▸ Task requirements: Gather every line in the records below that contains the word "value".

[Entries from a dataset of interfaces]
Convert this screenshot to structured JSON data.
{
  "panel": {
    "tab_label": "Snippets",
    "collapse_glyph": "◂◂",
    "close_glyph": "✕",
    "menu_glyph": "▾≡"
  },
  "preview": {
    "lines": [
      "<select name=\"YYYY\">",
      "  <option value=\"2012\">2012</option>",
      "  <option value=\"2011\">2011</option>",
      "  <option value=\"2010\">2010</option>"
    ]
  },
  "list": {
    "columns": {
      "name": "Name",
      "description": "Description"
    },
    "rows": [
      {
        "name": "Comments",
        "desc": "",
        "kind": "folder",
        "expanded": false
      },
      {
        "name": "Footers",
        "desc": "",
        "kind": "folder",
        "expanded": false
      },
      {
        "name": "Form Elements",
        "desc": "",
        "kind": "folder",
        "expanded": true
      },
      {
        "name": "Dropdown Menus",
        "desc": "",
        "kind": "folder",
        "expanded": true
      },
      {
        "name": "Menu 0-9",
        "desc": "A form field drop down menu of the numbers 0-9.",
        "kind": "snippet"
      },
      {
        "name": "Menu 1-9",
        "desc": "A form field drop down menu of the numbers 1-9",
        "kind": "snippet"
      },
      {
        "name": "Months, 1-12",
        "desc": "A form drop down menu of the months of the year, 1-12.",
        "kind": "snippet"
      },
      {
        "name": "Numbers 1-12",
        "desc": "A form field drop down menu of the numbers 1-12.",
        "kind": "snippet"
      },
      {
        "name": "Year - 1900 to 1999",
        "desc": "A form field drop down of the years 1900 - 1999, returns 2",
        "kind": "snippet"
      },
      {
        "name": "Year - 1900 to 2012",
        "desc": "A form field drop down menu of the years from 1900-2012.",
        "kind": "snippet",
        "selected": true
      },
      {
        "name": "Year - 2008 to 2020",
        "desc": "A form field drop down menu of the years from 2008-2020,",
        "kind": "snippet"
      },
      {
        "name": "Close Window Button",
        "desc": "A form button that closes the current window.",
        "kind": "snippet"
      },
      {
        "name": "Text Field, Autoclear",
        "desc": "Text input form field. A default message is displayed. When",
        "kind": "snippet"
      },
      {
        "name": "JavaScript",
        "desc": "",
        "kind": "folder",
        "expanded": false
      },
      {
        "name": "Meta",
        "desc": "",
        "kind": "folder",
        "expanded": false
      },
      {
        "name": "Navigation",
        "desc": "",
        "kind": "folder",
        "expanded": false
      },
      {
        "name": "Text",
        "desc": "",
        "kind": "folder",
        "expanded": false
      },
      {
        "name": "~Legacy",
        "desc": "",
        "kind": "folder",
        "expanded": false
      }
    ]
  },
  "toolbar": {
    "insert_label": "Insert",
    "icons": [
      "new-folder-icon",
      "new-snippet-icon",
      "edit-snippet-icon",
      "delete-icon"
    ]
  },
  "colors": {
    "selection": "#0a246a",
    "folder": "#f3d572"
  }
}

▸ Your response:
      "  <option value=\"2012\">2012</option>",
      "  <option value=\"2011\">2011</option>",
      "  <option value=\"2010\">2010</option>"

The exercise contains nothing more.